  • Brain Stimulation – Can we trust the empirical record? - Brain stimulation research has been exploding in neuroscience.  First came the rapid adoption of Transcranial Magnetic Stimulation (TMS), a technique in which powerful magnetic fields are used to create inductive currents within the skull.  More recently, Direct Current Stimulation (DCS) has burst onto the scene, a technique where current is
  • Enthusiasm for teaching and learning - It's a joy to be with faculty who are deeply enthusiastic about teaching and about student learning. I'm just back from AusPLAT (Australian Psychology Learning and Teaching), the first Australian conference on learning and teaching, under the auspices of the Australian Psychological Society. Only about 60-70 folks participated, but the
  • Adventures in Replication: p values and Illusions of Incompatibility - Here's an idea I run into a lot in peer reviews of replication studies: If the original study found p < .05 but the replication found p > .05, then the results are incompatible and additional research is needed to explain the difference. Poor p values.  I'm sure they want
  • Something a bit different: maintaining memories - I'm wondering off the topic of the New Statistics today just to mention that my lab has published a new paper that characterizes the the changes in gene expression that accompany storing and maintaining a new long-term memory  (Conte et al., 2017) .  This is my main research passion, and
  • Adventures in Replication: Your replication appears to be somewhat underpowered - Many journals now proclaim their openness to replication research.  Behind the scenes, though, replication manuscripts are often met with impossible demands and/or insane double-standards. Here's an example from an editor at a prominent social psychology journal: the studies appear to be somewhat underpowered. This is (as reviewer 1 notes) because
  • The joy of many disciplines - One of the great things about working in psychology, or statistics, or--just imagine!-- both, is that you can get to play in the backyards of many other folks. As science becomes more and more fragmented, and many researchers feel that their best strategy is to aim for expertise in some
  • Adventures in Replication: Scientific journals are not scientific - The essence of science is seeking and weighing evidence on both sides of a proposition.  One might think, then, that when a scientific journal publishes a research paper it then acquires a special interest in publishing subsequent replications or commentary on that topic.   We might call this the "principle of
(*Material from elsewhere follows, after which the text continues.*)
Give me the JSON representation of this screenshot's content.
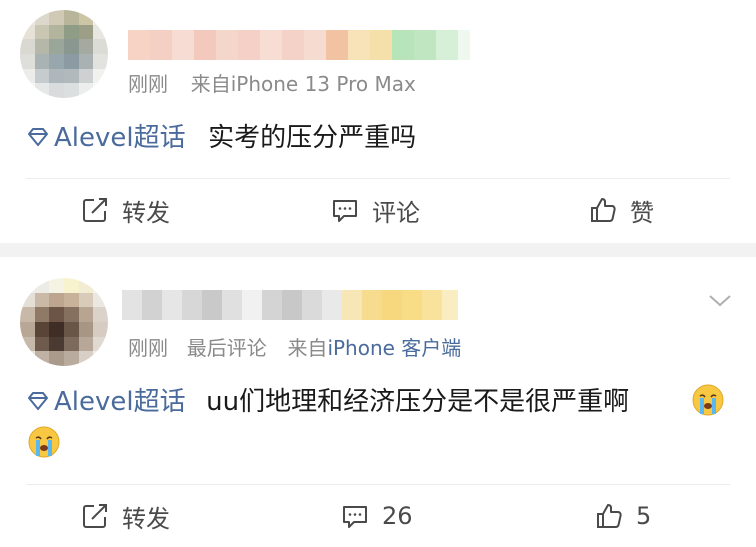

  • Adventures in Replication: Introduction - Over the past 5 years or so, I (Bob) have been a bit replication crazy--I've conducted about 10 direct replication projects in collaboration with undergraduate students at Dominican.  I became obsessed in part because I wanted to know for myself if the alarm bells being raised during the 'replication crisis'
  • Red, Romance, and Replication - I have a new replication paper out today, a collaboration with DU student Elle Lehmann (Lehmann & Calin-Jageman, 2017) .  The OSF page for the paper with all the materials and data is here: https://osf.io/j3fyq/ (Calin-Jageman & Lehmann, 2015) The paper replicates a set of previous findings showing that the
  • “The best conference…”: More about SIPS - Here's more about the recent SIPS Conference, from my colleague Fiona Fidler who was clever enough to be there. (Some background: Fiona, of The University of Melbourne, is among other things a psychologist, ecologist, and historian of science. Her PhD thesis, From statistical significance to effect estimation: Statistical reform in